Happy New Year to all of our regulatory followers! Wayne Crews previously summed up 2014’s year-end statistics in this post. Among the highlights are 3,541 new regulations, which by my calculations is equivalent to a new regulation every two hours and 28 minutes. Last year’s 79,978 Federal Register page count is also good for fifth-largest all time, going back to 1936.
The 2015 Federal Register already has more than a full week of data, with new rules ranging from heated pools to flying musical instruments. Despite a total page count that passed 1,000 pages in just the fourth issue, the numbers of proposed and final rules are both off to modest starts. Many rules are timed to take effect every New Year’s Day, and this staggered timing leads to frequent early-January slowdowns, so look for this to change before too long.
On to the data:
- Last week, 29 new final regulations were published in the Federal Register, less than half the usual pace in recent years.
- That’s the equivalent of a new regulation every five hours and 48 minutes.
- So far in 2015, 38 final regulations have been published in the Federal Register. At that pace, there will be a total of 1,583 new regulations this year, less than half the usual total.
- Last week, 1,326 new pages were added to the Federal Register.
- Currently at 1,467 pages, the 2015 Federal Register is on pace for 61,125 pages, or nearly 19,000 pages less than last year. Look for this to change.
- Rules are called “economically significant” if they have costs of $100 million or more in a given year. One such rule has been published so far this year.
- The total estimated compliance cost of 2015’s economically significant regulations is $477 million for the current year.
- Three final rules meeting the broader definition of “significant” have been published so far this year.
- So far in 2015, seven new rules affect small businesses; one of them is classified as significant.
Highlights from selected final rules published last week:
- This year’s first economically significant regulation is for a caregivers program for veterans. It is expected to cost $1.67 billion over the next three years, and $477 million in the 2015 fiscal year.
- In New London, Connecticut, there is a drawbridge crossing over the Thames River—not to be confused with the more famous Thames River traversing through London, England. A new federal regulation dictates when that drawbridge goes up and down.
- If you have lending or marketing troubles, and you grow “wheat, feed grains, soybeans, oilseeds, peanuts, pulse crops, cotton, honey, [and/or] wool and mohair,” then the federal government has an offer for you.
- The federal government is sticking by its current definitions of “Growth Impairment, Musculoskeletal System, Respiratory System, Cardiovascular System, Digestive System, Hematological Disorders, Skin Disorders, Neurological, and Mental Disorders.” This will allow it to stay current with “step three of the sequential evaluation processes for initial claims and continuing disability reviews.”
- In 2007, funding ceased for FLEP, a federal program to enhance forests.

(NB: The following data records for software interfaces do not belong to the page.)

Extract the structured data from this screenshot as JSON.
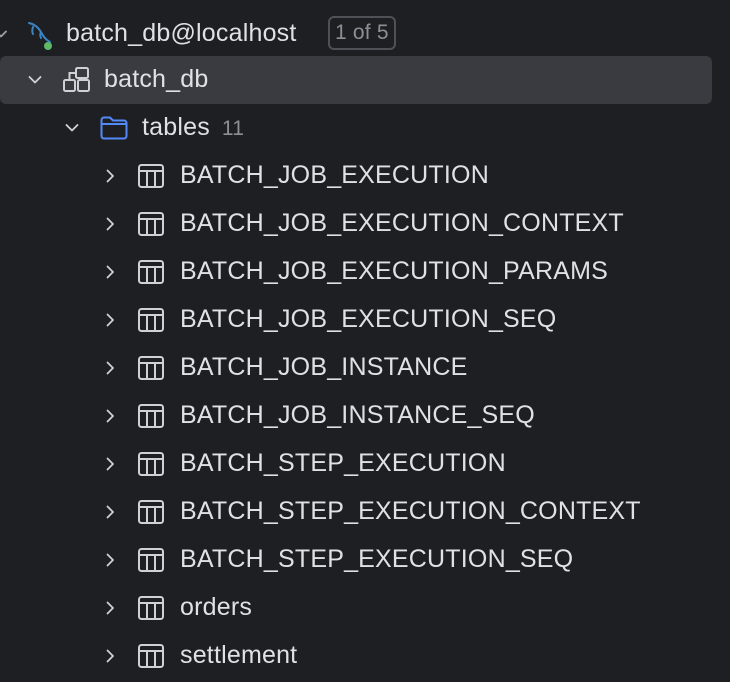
{
  "datasource": {
    "name": "batch_db@localhost",
    "badge": "1 of 5",
    "icon": "mysql-dolphin-icon"
  },
  "schema": {
    "name": "batch_db",
    "icon": "schema-icon"
  },
  "folder": {
    "name": "tables",
    "count": "11",
    "icon": "folder-icon"
  },
  "tables": [
    {
      "name": "BATCH_JOB_EXECUTION"
    },
    {
      "name": "BATCH_JOB_EXECUTION_CONTEXT"
    },
    {
      "name": "BATCH_JOB_EXECUTION_PARAMS"
    },
    {
      "name": "BATCH_JOB_EXECUTION_SEQ"
    },
    {
      "name": "BATCH_JOB_INSTANCE"
    },
    {
      "name": "BATCH_JOB_INSTANCE_SEQ"
    },
    {
      "name": "BATCH_STEP_EXECUTION"
    },
    {
      "name": "BATCH_STEP_EXECUTION_CONTEXT"
    },
    {
      "name": "BATCH_STEP_EXECUTION_SEQ"
    },
    {
      "name": "orders"
    },
    {
      "name": "settlement"
    }
  ],
  "colors": {
    "background": "#1e1f22",
    "selection": "#393b40",
    "text": "#dfe1e5",
    "muted": "#8c8f94",
    "folder_accent": "#548af7",
    "status_connected": "#5fb865"
  }
}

In 2015, the Forest Service issued regulations to close the program.
- New testing procedures for pool heaters’ energy efficiency.
- And for HVAC, refrigeration, and water heating equipment.

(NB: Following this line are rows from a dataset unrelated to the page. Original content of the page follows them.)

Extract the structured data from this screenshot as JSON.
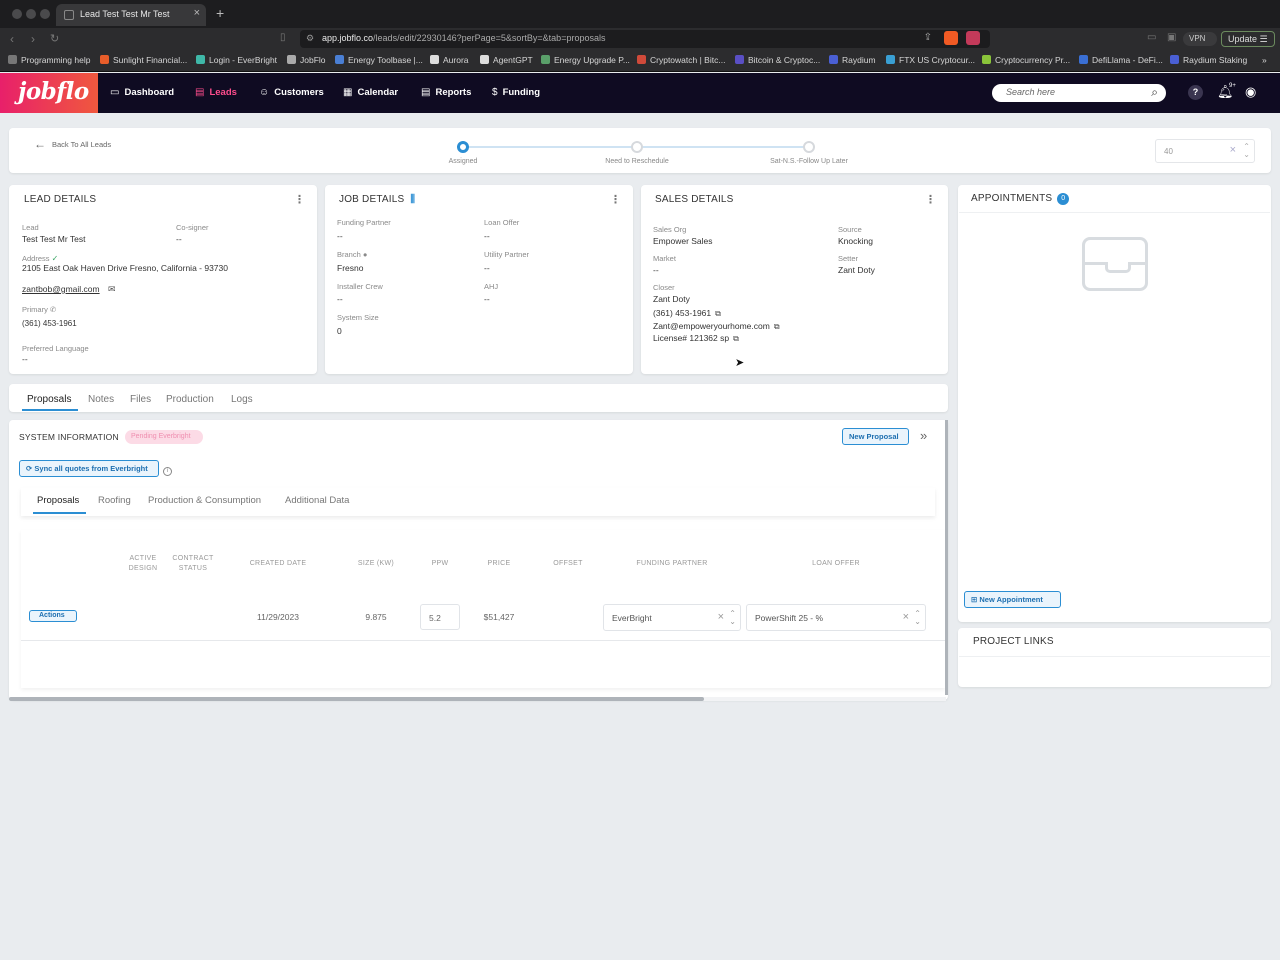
{
  "browser": {
    "tab_title": "Lead Test Test Mr Test",
    "url_domain": "app.jobflo.co",
    "url_path": "/leads/edit/22930146?perPage=5&sortBy=&tab=proposals",
    "vpn_label": "VPN",
    "update_label": "Update",
    "bookmarks": [
      {
        "label": "Programming help",
        "color": "#777777"
      },
      {
        "label": "Sunlight Financial...",
        "color": "#e85d2a"
      },
      {
        "label": "Login - EverBright",
        "color": "#3fb8a8"
      },
      {
        "label": "JobFlo",
        "color": "#aaaaaa"
      },
      {
        "label": "Energy Toolbase |...",
        "color": "#4a7fd4"
      },
      {
        "label": "Aurora",
        "color": "#dddddd"
      },
      {
        "label": "AgentGPT",
        "color": "#dddddd"
      },
      {
        "label": "Energy Upgrade P...",
        "color": "#5aa06a"
      },
      {
        "label": "Cryptowatch | Bitc...",
        "color": "#d04a3a"
      },
      {
        "label": "Bitcoin & Cryptoc...",
        "color": "#5a4fc4"
      },
      {
        "label": "Raydium",
        "color": "#4a5fd4"
      },
      {
        "label": "FTX US Cryptocur...",
        "color": "#3aa0d4"
      },
      {
        "label": "Cryptocurrency Pr...",
        "color": "#8ac43a"
      },
      {
        "label": "DefiLlama - DeFi...",
        "color": "#3a6fd4"
      },
      {
        "label": "Raydium Staking",
        "color": "#4a5fd4"
      }
    ]
  },
  "app": {
    "logo": "jobflo",
    "nav": [
      {
        "label": "Dashboard",
        "icon": "dashboard-icon"
      },
      {
        "label": "Leads",
        "icon": "leads-icon",
        "active": true
      },
      {
        "label": "Customers",
        "icon": "customers-icon"
      },
      {
        "label": "Calendar",
        "icon": "calendar-icon"
      },
      {
        "label": "Reports",
        "icon": "reports-icon"
      },
      {
        "label": "Funding",
        "icon": "funding-icon"
      }
    ],
    "search_placeholder": "Search here",
    "notification_count": "9+",
    "accent_color": "#e8206a",
    "active_nav_color": "#ff4d8d",
    "primary_color": "#2b8ed3"
  },
  "stepper": {
    "back_label": "Back To All Leads",
    "steps": [
      {
        "label": "Assigned",
        "active": true
      },
      {
        "label": "Need to Reschedule"
      },
      {
        "label": "Sat-N.S.-Follow Up Later"
      }
    ],
    "per_page_value": "40"
  },
  "lead_details": {
    "title": "LEAD DETAILS",
    "lead_label": "Lead",
    "lead_value": "Test Test Mr Test",
    "cosigner_label": "Co-signer",
    "cosigner_value": "--",
    "address_label": "Address",
    "address_value": "2105 East Oak Haven Drive Fresno, California - 93730",
    "email": "zantbob@gmail.com",
    "primary_label": "Primary",
    "phone": "(361) 453-1961",
    "language_label": "Preferred Language",
    "language_value": "--"
  },
  "job_details": {
    "title": "JOB DETAILS",
    "funding_partner_label": "Funding Partner",
    "funding_partner_value": "--",
    "loan_offer_label": "Loan Offer",
    "loan_offer_value": "--",
    "branch_label": "Branch",
    "branch_value": "Fresno",
    "utility_partner_label": "Utility Partner",
    "utility_partner_value": "--",
    "installer_crew_label": "Installer Crew",
    "installer_crew_value": "--",
    "ahj_label": "AHJ",
    "ahj_value": "--",
    "system_size_label": "System Size",
    "system_size_value": "0"
  },
  "sales_details": {
    "title": "SALES DETAILS",
    "sales_org_label": "Sales Org",
    "sales_org_value": "Empower Sales",
    "source_label": "Source",
    "source_value": "Knocking",
    "market_label": "Market",
    "market_value": "--",
    "setter_label": "Setter",
    "setter_value": "Zant Doty",
    "closer_label": "Closer",
    "closer_name": "Zant Doty",
    "closer_phone": "(361) 453-1961",
    "closer_email": "Zant@empoweryourhome.com",
    "closer_license": "License# 121362 sp"
  },
  "appointments": {
    "title": "APPOINTMENTS",
    "count": "0",
    "new_button": "New Appointment"
  },
  "project_links": {
    "title": "PROJECT LINKS"
  },
  "main_tabs": [
    "Proposals",
    "Notes",
    "Files",
    "Production",
    "Logs"
  ],
  "system_info": {
    "title": "SYSTEM INFORMATION",
    "status_pill": "Pending Everbright",
    "new_proposal": "New Proposal",
    "sync_button": "Sync all quotes from Everbright",
    "sub_tabs": [
      "Proposals",
      "Roofing",
      "Production & Consumption",
      "Additional Data"
    ]
  },
  "proposals_table": {
    "headers": {
      "active_design": [
        "ACTIVE",
        "DESIGN"
      ],
      "contract_status": [
        "CONTRACT",
        "STATUS"
      ],
      "created_date": "CREATED DATE",
      "size": "SIZE (KW)",
      "ppw": "PPW",
      "price": "PRICE",
      "offset": "OFFSET",
      "funding_partner": "FUNDING PARTNER",
      "loan_offer": "LOAN OFFER"
    },
    "row": {
      "actions_label": "Actions",
      "created_date": "11/29/2023",
      "size": "9.875",
      "ppw": "5.2",
      "price": "$51,427",
      "funding_partner": "EverBright",
      "loan_offer": "PowerShift 25 - %"
    }
  }
}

- If you bring a musical instrument onto an airplane, make sure it doesn’t block a “no smoking” sign, or you will violate this regulation (p. 163, bottom left).

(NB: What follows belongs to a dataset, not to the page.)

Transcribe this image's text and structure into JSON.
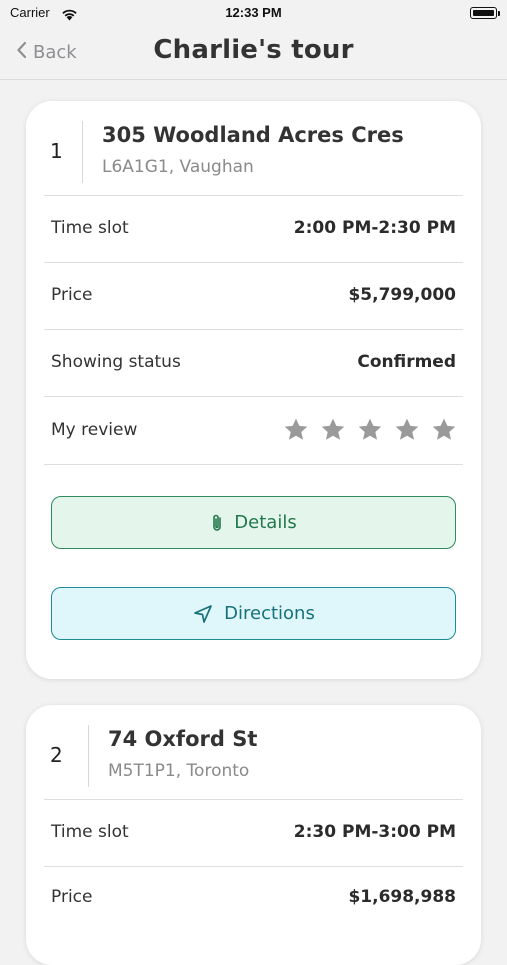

- A federal regulation for a television channel change in Dayton, Ohio.